The Role of the Surface Nano-Roughness on the Wettability Performance of Microstructured Metallic Surface Using Direct Laser Interference Patterning

Results of the work in the Laser4Fun project has been published as:

Alfredo I. Aguilar-Morales, Sabri Alamri, Bogdan Voisiat, Tim Kunze and Andrés F. Lasagni. Nano-Roughness on the Wettability Performance of Microstructured Metallic Surface Using Direct Laser Interference Patterning. Materials 2019, 12(17), 2737.

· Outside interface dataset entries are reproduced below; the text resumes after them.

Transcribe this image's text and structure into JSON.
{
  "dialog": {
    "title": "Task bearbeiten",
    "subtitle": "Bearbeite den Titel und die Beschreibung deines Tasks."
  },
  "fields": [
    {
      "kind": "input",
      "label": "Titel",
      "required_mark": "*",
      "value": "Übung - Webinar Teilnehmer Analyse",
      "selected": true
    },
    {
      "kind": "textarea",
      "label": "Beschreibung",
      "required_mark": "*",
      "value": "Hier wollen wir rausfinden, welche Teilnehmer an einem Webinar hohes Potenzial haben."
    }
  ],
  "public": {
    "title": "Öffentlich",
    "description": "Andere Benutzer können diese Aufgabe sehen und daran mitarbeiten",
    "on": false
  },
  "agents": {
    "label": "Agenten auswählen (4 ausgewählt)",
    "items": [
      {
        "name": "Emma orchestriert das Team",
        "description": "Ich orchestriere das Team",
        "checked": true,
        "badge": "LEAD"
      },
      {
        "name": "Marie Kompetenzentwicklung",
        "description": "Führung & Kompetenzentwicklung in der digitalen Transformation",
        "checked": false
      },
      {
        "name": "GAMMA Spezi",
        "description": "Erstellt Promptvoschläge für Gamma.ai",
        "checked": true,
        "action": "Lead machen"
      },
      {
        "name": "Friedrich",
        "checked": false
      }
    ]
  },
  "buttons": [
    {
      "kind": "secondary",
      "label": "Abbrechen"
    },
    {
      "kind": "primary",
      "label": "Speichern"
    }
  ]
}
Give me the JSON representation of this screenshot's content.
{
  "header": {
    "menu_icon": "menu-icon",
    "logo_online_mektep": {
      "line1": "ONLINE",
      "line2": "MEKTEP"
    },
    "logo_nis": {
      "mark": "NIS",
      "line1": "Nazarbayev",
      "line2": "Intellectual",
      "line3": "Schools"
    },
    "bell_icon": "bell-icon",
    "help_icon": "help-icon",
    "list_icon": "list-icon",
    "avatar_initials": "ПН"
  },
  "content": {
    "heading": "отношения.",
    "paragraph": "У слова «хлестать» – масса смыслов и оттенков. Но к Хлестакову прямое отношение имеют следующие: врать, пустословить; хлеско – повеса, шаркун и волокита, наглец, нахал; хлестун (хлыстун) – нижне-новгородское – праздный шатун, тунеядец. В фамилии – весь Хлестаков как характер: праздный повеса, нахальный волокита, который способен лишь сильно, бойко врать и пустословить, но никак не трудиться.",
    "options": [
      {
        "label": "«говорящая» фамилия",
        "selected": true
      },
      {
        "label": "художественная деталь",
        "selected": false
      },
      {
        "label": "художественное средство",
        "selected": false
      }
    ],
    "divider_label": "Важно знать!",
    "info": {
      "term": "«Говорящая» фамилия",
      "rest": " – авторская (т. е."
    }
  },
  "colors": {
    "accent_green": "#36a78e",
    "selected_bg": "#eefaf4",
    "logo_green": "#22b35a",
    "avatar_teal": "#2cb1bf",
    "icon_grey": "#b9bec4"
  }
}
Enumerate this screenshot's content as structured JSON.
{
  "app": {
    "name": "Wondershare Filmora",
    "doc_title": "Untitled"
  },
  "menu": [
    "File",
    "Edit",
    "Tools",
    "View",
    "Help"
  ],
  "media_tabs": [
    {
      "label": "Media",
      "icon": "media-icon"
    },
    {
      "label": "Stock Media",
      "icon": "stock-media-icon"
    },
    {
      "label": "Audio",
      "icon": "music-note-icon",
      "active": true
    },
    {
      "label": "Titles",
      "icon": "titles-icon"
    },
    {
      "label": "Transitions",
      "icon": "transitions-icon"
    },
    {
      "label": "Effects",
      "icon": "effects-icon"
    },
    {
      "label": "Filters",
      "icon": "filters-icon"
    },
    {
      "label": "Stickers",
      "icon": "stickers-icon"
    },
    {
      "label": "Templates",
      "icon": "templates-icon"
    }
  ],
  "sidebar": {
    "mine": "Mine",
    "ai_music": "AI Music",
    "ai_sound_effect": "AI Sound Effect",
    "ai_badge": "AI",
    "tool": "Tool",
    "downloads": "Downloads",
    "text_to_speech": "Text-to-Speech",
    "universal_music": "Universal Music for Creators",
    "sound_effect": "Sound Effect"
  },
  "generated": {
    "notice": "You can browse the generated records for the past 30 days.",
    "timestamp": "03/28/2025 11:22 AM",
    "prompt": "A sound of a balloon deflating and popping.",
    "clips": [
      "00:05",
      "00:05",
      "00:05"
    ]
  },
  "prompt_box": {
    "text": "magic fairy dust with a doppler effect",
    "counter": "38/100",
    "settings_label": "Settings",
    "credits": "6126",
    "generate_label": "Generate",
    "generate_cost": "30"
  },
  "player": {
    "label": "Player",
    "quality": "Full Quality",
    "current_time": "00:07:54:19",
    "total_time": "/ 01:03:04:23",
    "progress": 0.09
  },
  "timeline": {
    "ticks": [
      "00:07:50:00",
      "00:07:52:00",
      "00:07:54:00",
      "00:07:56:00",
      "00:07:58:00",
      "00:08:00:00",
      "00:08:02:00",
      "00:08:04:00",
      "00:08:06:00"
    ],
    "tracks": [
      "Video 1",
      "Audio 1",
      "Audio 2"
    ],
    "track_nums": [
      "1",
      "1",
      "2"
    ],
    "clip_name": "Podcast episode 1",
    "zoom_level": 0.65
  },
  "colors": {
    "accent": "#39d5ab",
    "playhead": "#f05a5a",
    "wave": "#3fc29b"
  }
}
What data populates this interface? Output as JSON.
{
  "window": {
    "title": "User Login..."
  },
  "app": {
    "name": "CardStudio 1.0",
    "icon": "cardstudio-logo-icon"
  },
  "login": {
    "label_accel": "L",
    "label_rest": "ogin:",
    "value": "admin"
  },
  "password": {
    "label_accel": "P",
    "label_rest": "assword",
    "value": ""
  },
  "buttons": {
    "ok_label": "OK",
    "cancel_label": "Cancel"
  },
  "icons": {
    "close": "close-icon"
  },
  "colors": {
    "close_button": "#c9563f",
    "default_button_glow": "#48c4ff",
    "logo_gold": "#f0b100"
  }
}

Superhydrophobic natural surfaces usually have multiple levels of structure hierarchy, particularly microstructures covered with nano-roughness. The multi-scale nature of such a surface reduces the wetting of water and oils, and supports self-cleaning properties. In this work, in order to broaden our understanding of the wetting properties of technical surfaces, biomimetic surface patterns were fabricated on stainless steel with single and multi-scale periodic structures using direct laser interference patterning (DLIP). Micropillars with a spatial period of 5.5 µm and a structural depth of 4.2 µm were fabricated and covered by a sub-micro roughness by using ultrashort laser pulses, thus obtaining a hierarchical geometry. In order to distinguish the influence of the different features on the wettability behavior, a nanosecond laser source was used to melt the nano-roughness, and thus to obtain single-scale patterns. Then, a systematic comparison between the single- and multi-scale structures was performed. Although, the treated surfaces showed hydrophilic behavior directly after the laser treatment, over time they reached a steady-state hydrophobic condition. However, the multi-scale structured metal showed a contact angle 31° higher than the single-scale geometry when the steady-state conditions were reached. Furthermore, the impact of the surface chemistry was investigated by energy dispersive X-ray spectroscopy (EDX) and X-ray photoelectron spectroscopy (XPS) analyses. Finally, a hydrophobizing agent was applied to the laser treated samples in order to further enhance the water contact angles and to determine the pure contribution of the surface topography. In the latter case, the multi-scale periodic microstructures reached static contact angles of 152° ± 2° and a contact angle hysteresis of only 4° ± 2°, while the single-scale structures did not show superhydrophobic behavior. These results definitely suggest that multi-scale DLIP structures in conjunction with a surface chemistry modification can promote a superhydrophobic regime.